Blow was strongest so far, Egyptians are sad
As Egypt mourns its dead and wounded, a temporary state of shock envelopes the heart and mind. Why are we all so shocked? Was it at the sheer brutality of the assault, or was it the high numbers of casualties? Or was it the awakening of the sectarian strife monster? Those were certainly affecting everyone. The main source of shock to many, however, was their perception of the armed forces. The one common element that seems to underpin all actions and reactions is still fear. The unclearness of the future as it confronts the baggage of the past produces more questions than answers.

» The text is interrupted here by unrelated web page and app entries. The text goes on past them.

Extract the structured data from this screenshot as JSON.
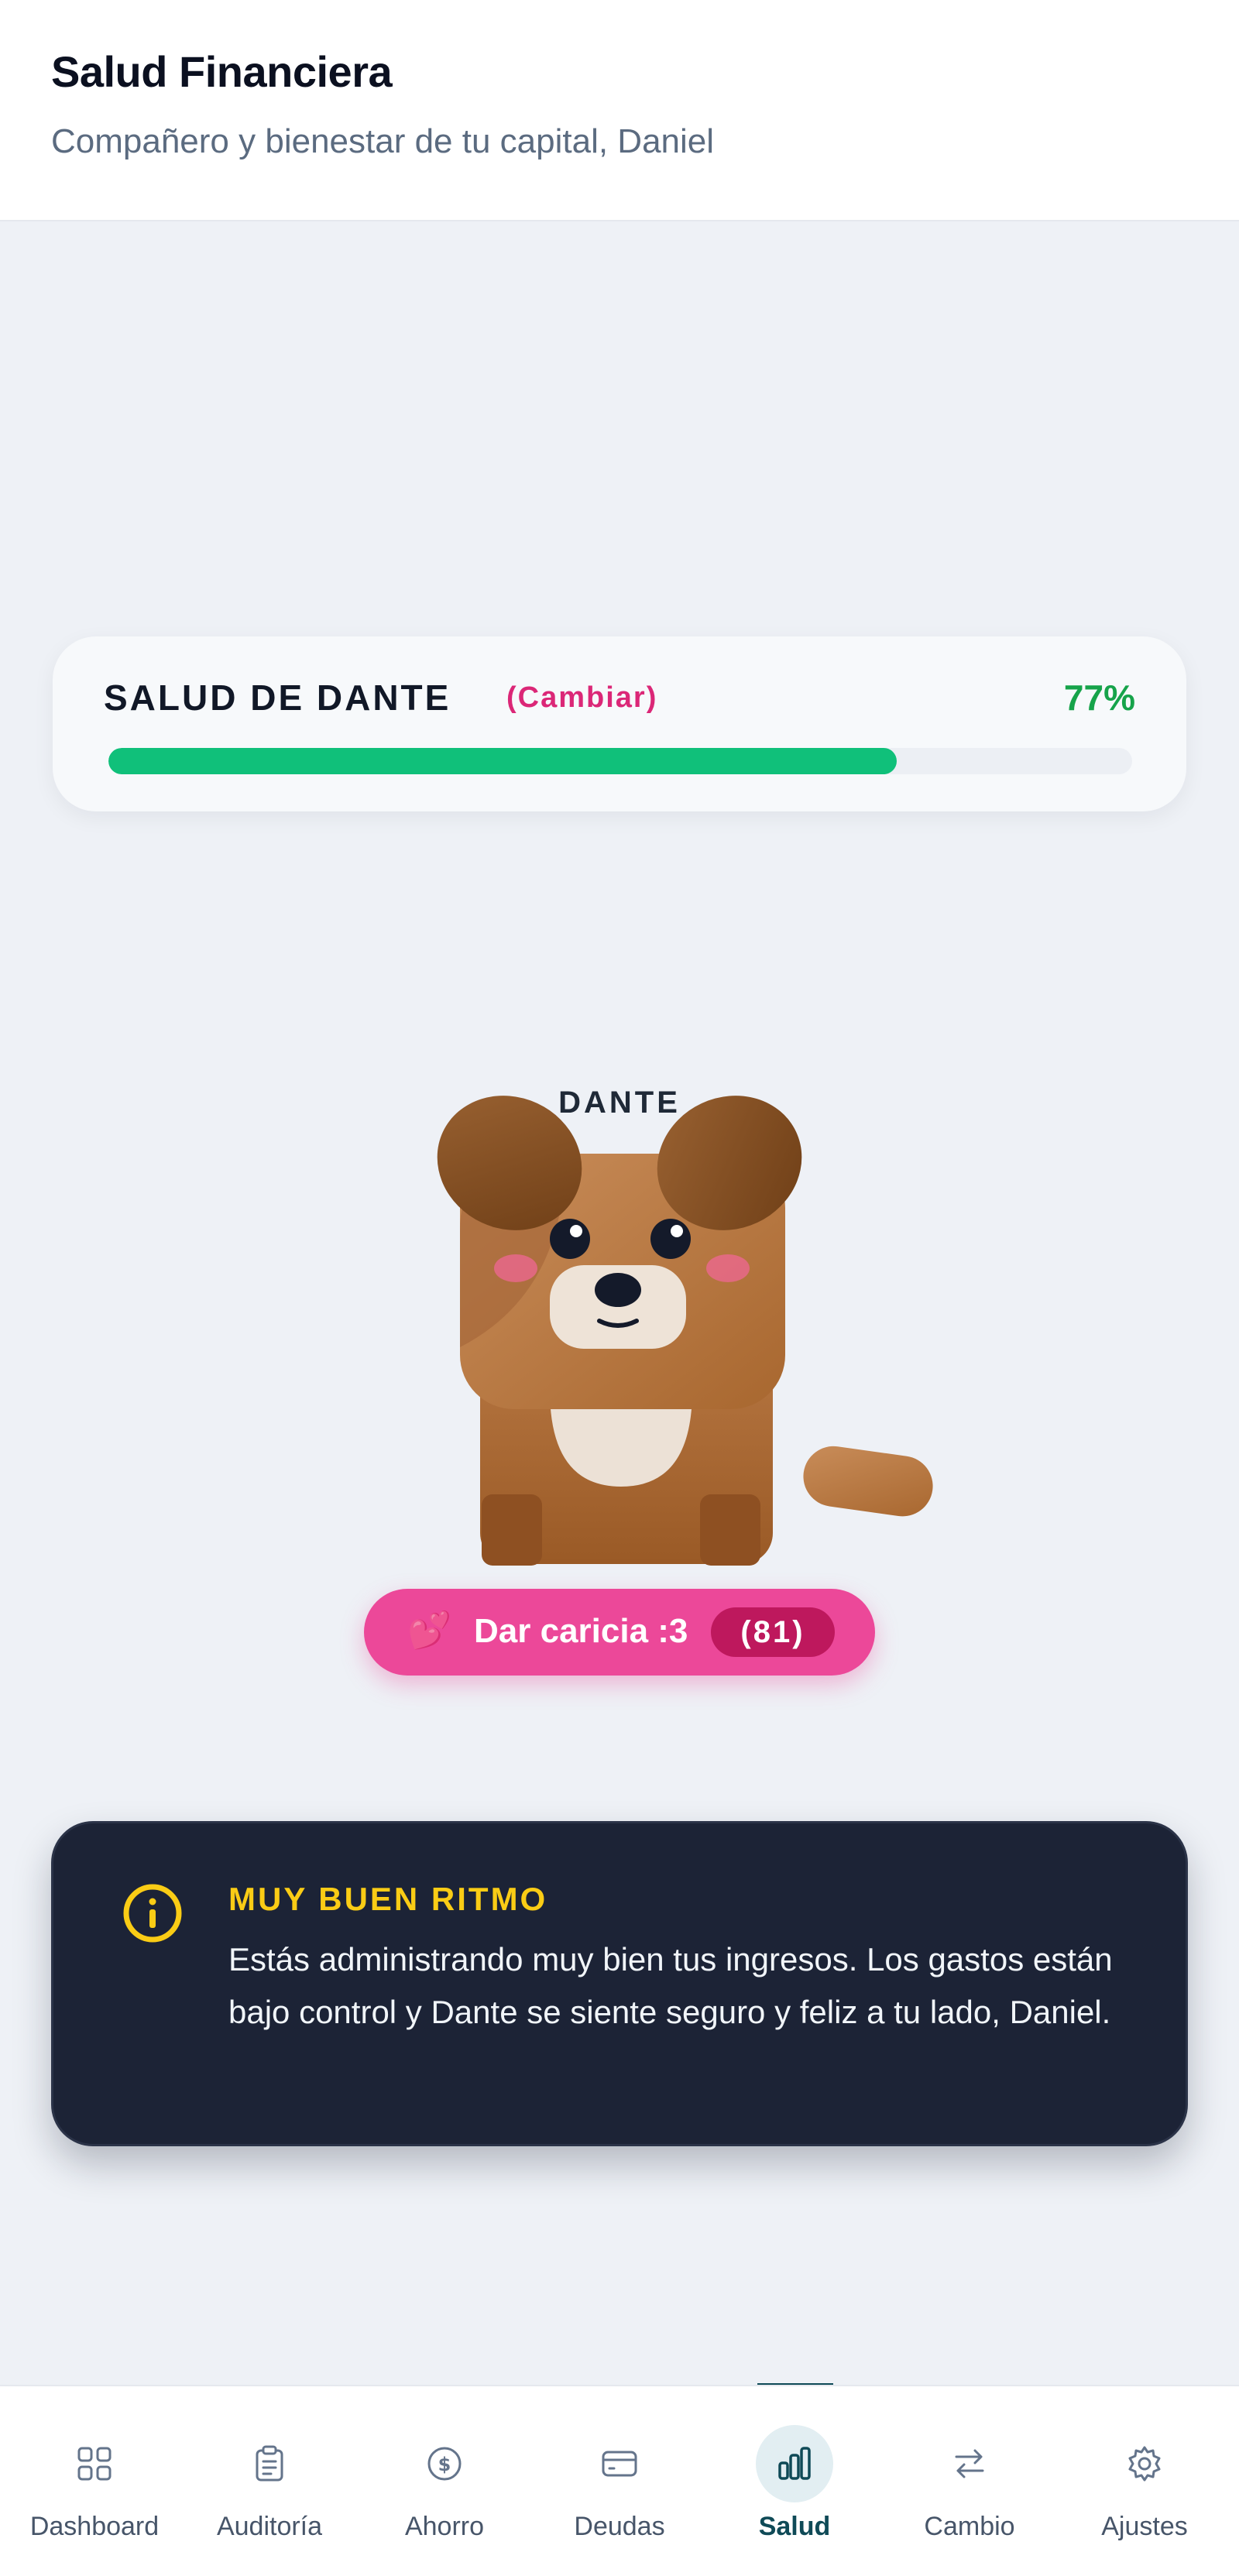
{
  "header": {
    "title": "Salud Financiera",
    "subtitle": "Compañero y bienestar de tu capital, Daniel"
  },
  "health": {
    "label": "SALUD DE DANTE",
    "change_label": "(Cambiar)",
    "percent_label": "77%",
    "percent_value": 0.77,
    "bar_color": "#10c07a"
  },
  "pet": {
    "name": "DANTE",
    "button_label": "Dar caricia :3",
    "button_icon": "hearts-icon",
    "count_label": "(81)"
  },
  "info": {
    "icon": "info-icon",
    "heading": "MUY BUEN RITMO",
    "body": "Estás administrando muy bien tus ingresos. Los gastos están bajo control y Dante se siente seguro y feliz a tu lado, Daniel."
  },
  "nav": {
    "items": [
      {
        "label": "Dashboard",
        "icon": "grid-icon"
      },
      {
        "label": "Auditoría",
        "icon": "clipboard-icon"
      },
      {
        "label": "Ahorro",
        "icon": "dollar-circle-icon"
      },
      {
        "label": "Deudas",
        "icon": "card-icon"
      },
      {
        "label": "Salud",
        "icon": "bar-chart-icon",
        "active": true
      },
      {
        "label": "Cambio",
        "icon": "swap-icon"
      },
      {
        "label": "Ajustes",
        "icon": "gear-icon"
      }
    ]
  },
  "colors": {
    "accent_pink": "#ec4899",
    "accent_green": "#16a34a",
    "dark_card": "#1c2336",
    "warning_yellow": "#facc15",
    "nav_active": "#0f4a57"
  }
}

As the blows continue, it rocks for many the solid and stable ground they once stood on; for others it shakes their faith and hope for change. Change has many paths, and transformation requires a choice. The pain of “Bloody Sunday” was a loud wakeup call for many. Although with dimming hope and bleeding hearts, the traces of good among evil shyly come out. If one could bypass the hurt and circumvent the pain, one can almost get a glimpse of the gain.
On the surface much doesn’t seem to have changed. I try hard to see under the rubble the traces of change that I feel. Those who were for so long silent now speak out. Those who lived in fear and terror now find comfort in the many around them and become braver. The many who never took risks now risk their lives. Even those who were once happy to receive the readymade answers now have doubt and even questions. I ask, “Is that not change?”
Questions and questioning are gaining more ground on the Egyptian scene. There are more people thinking, more questions being asked and more fingers pointed at the right root causes. There is a growing demand for real actions and growing dissent with cosmetic appeasing responses. For certain there is change. A new Egyptian commonsense is evolving. Traces of accountability and demands for more transparency are slowly but surely creeping in. Everyone must recalculate, readjust and react. The values of integrity, transparency and accountability are all being redefined. More significant are the collective changes and the collective choices Egyptians will make.
In the midst of a critical week, and as candidates for parliament started registering Tuesday, the weak are trying hard to divert attention from the important task at hand. The worst will always change last and only when they have to. Sadly, more confrontations are to be expected as the registration comes to an end next week and the month ahead of elections closes in. On the other hand, like the many incidents before, they will only serve to uncover more of the reality and summon all Egyptians to wake up to the task ahead. Egyptians are learning the hard way that crisis deepens the learning process. We are now facing the challenges of learning a new way of life. We find ourselves trying to assimilate what we learn every day to deal with the rapid ups and downs, and we learn to filter what we hear and what we see with newly acquired skills. Slowly information turns into knowledge, and with that we will learn how to choose the way forward. There is always light after darkness.